We read the latest book on mission trends and then go out and make our next major ministry decision as if those words had never been written. Why do we do this? Partly it is because of familiarity, it could also be a lack of discipline in our decision-making and it may have to do with the inherent risks involved in making decisions in new ways.

Whatever the reason, the affects are obvious. We see poor decisions being made in every corner of the missional endeavor. People are working off of old rules and wondering why they do not see the expected results. This is so sad because most of the time people do not mean to make these misinformed decisions. They simply don’t have the framework necessary to make a successful decision.

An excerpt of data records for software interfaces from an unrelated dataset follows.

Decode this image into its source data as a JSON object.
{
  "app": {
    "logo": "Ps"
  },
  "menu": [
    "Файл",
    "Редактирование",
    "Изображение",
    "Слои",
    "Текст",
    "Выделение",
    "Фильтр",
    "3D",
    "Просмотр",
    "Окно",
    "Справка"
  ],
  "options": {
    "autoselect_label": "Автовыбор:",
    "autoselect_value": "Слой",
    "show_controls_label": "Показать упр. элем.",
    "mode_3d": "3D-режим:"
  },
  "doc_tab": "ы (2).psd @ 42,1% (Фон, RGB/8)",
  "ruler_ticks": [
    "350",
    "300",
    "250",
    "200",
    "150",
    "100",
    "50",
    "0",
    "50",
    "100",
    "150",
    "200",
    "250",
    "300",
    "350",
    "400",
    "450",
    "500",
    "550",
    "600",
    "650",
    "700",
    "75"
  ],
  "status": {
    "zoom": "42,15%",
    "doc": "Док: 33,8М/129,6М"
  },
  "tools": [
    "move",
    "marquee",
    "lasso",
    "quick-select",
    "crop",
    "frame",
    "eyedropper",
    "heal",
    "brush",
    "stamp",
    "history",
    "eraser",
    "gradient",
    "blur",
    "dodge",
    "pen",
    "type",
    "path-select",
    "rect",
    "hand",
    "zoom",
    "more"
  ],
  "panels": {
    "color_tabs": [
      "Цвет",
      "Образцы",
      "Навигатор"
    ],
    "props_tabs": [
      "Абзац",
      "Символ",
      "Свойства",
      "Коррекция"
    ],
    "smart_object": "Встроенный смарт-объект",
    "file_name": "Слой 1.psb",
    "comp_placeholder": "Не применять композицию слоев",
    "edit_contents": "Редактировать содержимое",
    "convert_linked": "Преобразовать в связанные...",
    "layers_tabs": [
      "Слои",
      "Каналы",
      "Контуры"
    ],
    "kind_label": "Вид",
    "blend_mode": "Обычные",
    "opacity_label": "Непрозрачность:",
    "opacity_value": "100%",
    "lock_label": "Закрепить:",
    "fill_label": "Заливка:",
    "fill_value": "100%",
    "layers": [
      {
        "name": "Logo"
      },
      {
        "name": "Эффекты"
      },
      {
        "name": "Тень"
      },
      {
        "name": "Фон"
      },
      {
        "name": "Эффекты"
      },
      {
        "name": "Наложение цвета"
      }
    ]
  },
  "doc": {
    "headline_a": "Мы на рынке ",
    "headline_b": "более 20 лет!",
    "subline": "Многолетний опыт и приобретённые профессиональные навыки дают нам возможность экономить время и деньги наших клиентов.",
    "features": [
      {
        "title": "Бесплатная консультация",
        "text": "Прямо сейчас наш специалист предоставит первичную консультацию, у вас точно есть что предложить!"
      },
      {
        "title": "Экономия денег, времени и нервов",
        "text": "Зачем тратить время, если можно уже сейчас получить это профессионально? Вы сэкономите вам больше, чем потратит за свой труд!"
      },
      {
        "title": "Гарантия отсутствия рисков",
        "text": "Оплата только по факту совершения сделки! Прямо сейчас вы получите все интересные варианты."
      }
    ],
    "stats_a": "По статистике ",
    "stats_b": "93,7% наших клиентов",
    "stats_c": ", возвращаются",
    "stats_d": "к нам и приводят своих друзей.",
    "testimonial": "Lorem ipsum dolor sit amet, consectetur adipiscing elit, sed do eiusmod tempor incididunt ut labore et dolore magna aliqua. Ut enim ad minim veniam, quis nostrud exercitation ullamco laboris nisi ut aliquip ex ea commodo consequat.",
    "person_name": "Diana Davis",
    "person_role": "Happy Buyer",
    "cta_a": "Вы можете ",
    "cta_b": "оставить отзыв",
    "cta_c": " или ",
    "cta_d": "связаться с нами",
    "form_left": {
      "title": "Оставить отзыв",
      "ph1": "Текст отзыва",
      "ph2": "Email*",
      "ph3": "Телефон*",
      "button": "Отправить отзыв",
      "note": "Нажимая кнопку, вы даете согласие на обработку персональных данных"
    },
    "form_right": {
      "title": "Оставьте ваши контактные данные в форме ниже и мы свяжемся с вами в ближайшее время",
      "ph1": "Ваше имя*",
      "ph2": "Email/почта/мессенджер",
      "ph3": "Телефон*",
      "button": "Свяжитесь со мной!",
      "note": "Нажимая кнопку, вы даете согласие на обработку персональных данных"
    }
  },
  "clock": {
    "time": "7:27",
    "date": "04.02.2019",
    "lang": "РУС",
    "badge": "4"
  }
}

But these failures in decision-making can be avoided. Here are a few simple questions to ask yourself before you make your next major decision:

  1. Are the rules that I am using to make this decision still in place or have they changed?
  2. What new realities are influencing the decision I am making today? Have I considered their implications?
  3. How would someone in a different generation or culture look at this decision differently? Do they bring key insights I need to evaluate?
  4. Do I have relevant and up-to-date information that will allow me to pray intentionally for God’s wisdom?

Try asking a few of these questions and give me some feedback about what you hear as a result. Let’s strive to shift with our world and seek God about decisions with a more realistic understanding of the situations that we are called to influence.

When Your Decisions Fall Apart

What happens when the decisions you think are made bathed in prayer and the Holy Spirit’s guidance fall apart? It does happen . . . and for many reasons too numerous to list here in this blog. What do you do?

This weekend CNN released an extensive story of the dramatic events around Charles and Andy Stanely’s relationship, falling out and reconciliation. It is quite story. One that I was not aware of. As I read it and think about the dynamics at work in the Stanley home and in their public ministry, I thought, “I bet they wondered why things fell apart as God seemed to be blessing so much of their work.”

This is an important question as we consider what it means to make Spirit-led decisions. It is important because our assumption is that a decision bathed in prayer is guaranteed to succeed. But that simply is not true.

A Kingdom decision is not so much a moment of accomplishment as a step in a process. And like any step, it can come right before a fall. We can make an excellent decision in one area and then find ourselves stumbling in another. We can feel God’s hand of blessing in one area and his hand of discipline in another.

That is because God is using our decisions as tools to shape our lives. He is highlighting His work through us and also the sin in our lives that must be dealt with. Each decision is part of that process of seeing God at work in exalting His name.

So as you look at the decisions in front of you this week and the situations that seem to be unraveling, don’t question God’s work through what you decide. Simply know that as you seek to ask for the Holy Spirit’s guidance, there will be some decisions that have wildly successful outcomes and others that look like failure. But God is using each one to mold you into His servant on His mission in this world. And His mission is what truly matters